Material to process
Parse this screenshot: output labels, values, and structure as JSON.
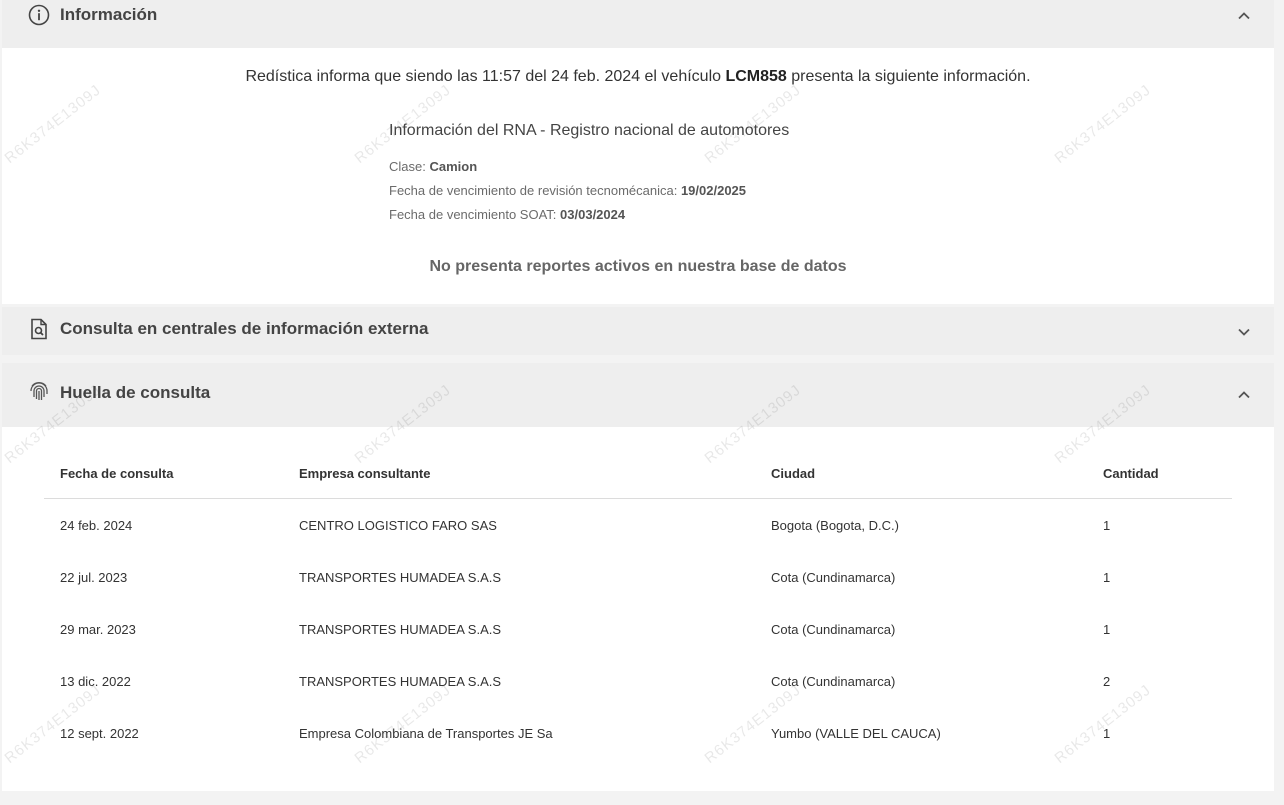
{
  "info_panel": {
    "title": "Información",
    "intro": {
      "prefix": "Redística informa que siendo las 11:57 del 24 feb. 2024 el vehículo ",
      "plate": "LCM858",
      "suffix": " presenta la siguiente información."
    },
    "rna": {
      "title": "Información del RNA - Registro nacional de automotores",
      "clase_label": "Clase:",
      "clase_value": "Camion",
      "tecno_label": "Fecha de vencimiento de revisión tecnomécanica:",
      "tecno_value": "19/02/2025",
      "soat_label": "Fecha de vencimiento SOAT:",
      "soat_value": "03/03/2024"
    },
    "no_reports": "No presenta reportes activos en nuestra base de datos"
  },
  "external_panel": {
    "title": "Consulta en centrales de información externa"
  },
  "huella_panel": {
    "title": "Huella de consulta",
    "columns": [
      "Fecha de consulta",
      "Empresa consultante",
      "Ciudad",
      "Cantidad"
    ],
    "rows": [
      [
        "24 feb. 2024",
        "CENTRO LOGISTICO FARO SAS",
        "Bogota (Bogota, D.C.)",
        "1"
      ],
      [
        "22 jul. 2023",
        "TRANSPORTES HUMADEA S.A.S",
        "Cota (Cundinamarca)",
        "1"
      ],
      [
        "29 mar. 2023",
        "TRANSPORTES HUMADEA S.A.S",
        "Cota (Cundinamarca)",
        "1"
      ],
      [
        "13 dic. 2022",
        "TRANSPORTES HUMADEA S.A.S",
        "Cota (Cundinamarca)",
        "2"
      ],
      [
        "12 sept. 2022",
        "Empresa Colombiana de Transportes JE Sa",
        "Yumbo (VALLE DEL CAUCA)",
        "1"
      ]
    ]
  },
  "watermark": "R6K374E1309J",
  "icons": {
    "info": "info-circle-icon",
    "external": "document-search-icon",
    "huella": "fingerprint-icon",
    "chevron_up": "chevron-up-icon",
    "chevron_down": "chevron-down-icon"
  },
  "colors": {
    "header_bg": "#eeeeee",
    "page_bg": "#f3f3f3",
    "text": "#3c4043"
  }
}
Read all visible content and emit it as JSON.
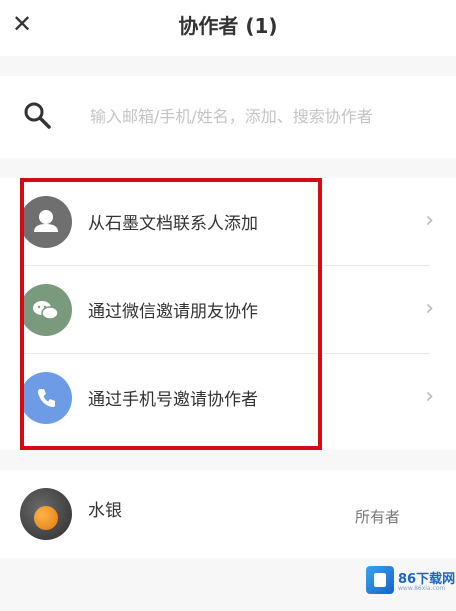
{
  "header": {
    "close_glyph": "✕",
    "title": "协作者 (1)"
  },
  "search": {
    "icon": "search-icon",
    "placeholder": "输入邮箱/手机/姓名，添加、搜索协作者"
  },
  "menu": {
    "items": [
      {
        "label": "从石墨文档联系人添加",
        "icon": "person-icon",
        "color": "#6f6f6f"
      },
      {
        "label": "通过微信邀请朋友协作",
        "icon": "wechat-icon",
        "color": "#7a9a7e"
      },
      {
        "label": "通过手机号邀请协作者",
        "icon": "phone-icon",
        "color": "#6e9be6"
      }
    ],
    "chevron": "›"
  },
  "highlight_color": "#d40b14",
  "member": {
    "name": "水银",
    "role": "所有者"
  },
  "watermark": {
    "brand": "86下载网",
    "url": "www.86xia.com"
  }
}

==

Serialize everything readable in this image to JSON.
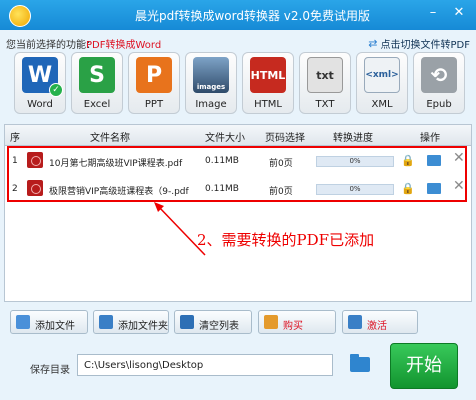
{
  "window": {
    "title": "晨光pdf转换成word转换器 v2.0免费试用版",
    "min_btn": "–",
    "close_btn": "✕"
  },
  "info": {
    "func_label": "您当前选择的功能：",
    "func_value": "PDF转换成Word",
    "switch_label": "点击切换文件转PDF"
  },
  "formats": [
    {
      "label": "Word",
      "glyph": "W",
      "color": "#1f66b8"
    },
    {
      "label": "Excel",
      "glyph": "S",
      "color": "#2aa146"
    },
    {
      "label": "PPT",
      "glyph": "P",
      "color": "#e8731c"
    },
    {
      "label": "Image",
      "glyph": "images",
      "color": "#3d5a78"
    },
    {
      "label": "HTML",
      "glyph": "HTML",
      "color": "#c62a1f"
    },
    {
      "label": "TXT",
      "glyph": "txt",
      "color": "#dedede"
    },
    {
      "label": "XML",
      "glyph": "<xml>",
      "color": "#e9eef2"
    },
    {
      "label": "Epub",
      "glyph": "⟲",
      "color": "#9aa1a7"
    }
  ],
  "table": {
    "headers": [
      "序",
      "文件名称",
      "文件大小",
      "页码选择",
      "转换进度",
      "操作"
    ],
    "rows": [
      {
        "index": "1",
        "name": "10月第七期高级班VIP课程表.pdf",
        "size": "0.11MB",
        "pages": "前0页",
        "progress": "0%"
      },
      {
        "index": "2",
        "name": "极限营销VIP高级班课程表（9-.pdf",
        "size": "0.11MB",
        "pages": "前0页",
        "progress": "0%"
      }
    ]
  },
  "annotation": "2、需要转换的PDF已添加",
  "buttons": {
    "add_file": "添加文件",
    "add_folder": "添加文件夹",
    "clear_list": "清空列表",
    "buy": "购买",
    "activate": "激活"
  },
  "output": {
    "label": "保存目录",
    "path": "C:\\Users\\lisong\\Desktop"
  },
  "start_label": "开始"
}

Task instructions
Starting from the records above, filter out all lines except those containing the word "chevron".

Answer to the problem
    "chevron_up": "chevron-up-icon",
    "chevron_down": "chevron-down-icon"
    "chevron": "›"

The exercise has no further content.